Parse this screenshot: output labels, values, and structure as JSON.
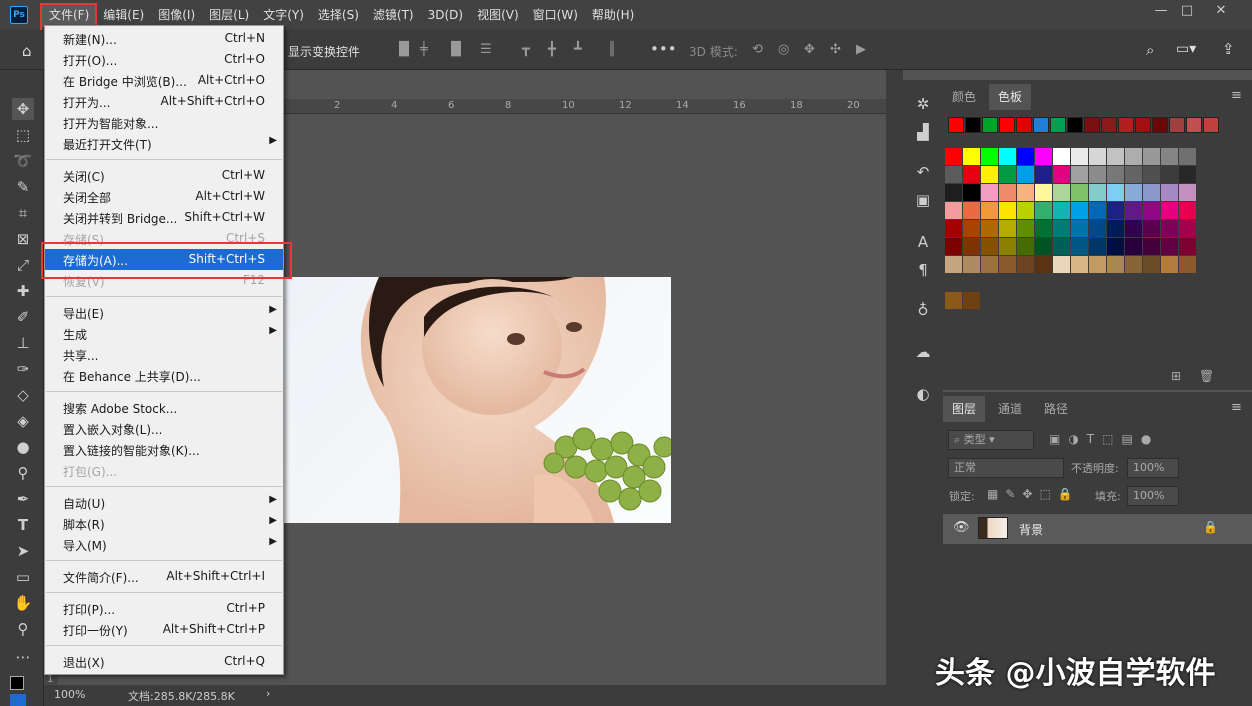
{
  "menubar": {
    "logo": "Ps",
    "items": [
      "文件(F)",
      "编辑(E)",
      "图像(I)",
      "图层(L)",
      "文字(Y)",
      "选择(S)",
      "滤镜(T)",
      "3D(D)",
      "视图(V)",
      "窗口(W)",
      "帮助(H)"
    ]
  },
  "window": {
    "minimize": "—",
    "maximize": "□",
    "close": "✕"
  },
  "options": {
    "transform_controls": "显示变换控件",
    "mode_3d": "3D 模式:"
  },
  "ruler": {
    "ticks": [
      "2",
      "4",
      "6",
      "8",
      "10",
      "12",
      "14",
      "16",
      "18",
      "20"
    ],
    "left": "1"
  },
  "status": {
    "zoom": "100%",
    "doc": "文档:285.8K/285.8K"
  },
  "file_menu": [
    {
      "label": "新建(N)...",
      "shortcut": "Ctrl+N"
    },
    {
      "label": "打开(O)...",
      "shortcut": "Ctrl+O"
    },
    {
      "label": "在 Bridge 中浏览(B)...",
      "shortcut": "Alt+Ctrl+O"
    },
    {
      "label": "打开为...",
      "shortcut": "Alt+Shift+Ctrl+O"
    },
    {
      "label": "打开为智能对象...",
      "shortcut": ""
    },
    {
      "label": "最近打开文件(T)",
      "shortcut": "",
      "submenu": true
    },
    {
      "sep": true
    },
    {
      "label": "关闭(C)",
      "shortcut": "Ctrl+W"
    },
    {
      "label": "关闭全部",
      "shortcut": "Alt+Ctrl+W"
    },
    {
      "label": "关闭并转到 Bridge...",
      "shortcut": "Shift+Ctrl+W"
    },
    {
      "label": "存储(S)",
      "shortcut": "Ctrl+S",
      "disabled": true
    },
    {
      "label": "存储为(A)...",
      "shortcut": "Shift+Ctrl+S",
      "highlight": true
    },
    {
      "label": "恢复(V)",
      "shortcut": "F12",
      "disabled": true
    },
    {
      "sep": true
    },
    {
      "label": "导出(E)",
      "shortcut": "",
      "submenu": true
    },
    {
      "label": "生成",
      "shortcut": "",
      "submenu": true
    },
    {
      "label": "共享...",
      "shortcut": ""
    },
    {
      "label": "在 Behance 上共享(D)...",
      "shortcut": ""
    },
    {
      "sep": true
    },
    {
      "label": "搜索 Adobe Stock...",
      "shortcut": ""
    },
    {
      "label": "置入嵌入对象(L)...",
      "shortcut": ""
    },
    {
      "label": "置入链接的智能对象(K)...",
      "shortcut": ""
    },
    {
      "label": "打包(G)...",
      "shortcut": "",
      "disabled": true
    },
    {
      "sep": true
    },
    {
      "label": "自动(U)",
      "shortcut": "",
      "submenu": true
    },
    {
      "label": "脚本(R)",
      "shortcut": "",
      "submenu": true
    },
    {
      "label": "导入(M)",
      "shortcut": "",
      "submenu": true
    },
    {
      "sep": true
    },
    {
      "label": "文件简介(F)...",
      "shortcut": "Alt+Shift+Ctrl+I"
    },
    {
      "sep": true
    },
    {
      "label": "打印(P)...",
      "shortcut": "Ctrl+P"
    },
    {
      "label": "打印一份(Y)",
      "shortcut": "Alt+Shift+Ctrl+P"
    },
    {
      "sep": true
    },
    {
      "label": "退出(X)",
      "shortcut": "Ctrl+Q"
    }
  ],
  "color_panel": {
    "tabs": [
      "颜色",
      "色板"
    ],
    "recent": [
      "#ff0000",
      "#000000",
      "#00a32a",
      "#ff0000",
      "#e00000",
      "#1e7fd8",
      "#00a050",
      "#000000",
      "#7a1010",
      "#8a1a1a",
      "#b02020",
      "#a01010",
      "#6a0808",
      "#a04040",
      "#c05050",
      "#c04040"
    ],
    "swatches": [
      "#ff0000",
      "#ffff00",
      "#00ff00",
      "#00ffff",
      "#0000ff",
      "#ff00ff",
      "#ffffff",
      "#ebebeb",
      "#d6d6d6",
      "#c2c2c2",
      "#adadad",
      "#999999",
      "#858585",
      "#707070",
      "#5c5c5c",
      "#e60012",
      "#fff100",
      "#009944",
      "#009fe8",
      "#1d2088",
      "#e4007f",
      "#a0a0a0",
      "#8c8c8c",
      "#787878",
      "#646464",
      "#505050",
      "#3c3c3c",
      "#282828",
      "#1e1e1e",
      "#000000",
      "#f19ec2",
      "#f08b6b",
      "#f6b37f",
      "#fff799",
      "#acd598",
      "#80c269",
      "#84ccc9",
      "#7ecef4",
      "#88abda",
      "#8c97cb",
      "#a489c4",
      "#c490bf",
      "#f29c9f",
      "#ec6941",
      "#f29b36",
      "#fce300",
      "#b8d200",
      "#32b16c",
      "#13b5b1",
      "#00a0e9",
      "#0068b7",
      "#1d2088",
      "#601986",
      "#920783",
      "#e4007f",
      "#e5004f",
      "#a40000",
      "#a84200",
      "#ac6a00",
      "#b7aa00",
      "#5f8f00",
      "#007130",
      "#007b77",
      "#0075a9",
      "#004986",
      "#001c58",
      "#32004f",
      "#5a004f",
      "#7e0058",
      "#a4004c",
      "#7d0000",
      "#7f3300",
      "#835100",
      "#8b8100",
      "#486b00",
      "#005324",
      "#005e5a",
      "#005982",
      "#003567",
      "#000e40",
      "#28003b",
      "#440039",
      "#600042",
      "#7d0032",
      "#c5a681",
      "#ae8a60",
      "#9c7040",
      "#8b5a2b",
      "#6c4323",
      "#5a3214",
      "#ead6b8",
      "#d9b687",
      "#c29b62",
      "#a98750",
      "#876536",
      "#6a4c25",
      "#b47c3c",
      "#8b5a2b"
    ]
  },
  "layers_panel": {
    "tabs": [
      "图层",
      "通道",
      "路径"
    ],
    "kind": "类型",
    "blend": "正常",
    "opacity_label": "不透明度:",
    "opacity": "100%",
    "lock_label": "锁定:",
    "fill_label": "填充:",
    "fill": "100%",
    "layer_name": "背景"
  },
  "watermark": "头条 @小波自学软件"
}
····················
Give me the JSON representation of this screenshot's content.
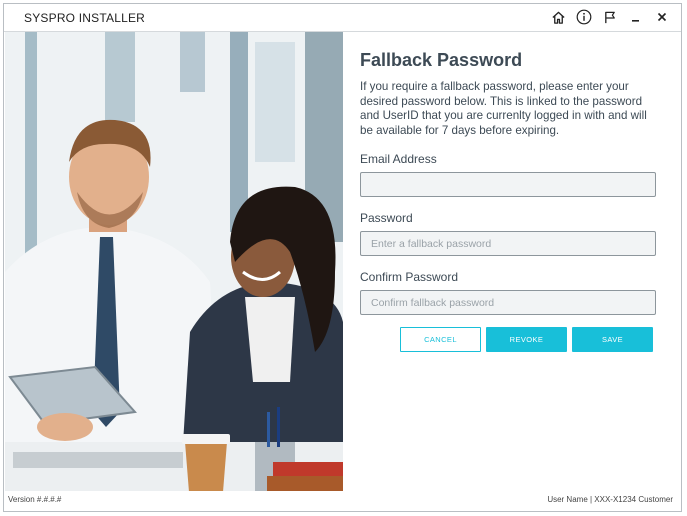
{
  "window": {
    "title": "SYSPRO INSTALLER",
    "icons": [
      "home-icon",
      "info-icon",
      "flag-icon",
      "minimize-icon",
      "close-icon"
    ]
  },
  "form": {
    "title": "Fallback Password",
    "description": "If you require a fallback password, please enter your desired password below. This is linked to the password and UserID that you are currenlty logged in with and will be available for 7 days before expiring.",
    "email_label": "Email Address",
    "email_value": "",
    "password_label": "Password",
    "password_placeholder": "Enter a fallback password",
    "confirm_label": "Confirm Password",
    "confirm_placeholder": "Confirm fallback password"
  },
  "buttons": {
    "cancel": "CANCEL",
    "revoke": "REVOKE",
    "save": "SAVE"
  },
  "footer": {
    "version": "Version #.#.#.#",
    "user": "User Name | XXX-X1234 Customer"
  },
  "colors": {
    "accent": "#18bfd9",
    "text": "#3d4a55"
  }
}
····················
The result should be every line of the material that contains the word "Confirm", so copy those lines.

** Output for this exercise **
    "confirm_label": "Confirm Password",
    "confirm_placeholder": "Confirm fallback password"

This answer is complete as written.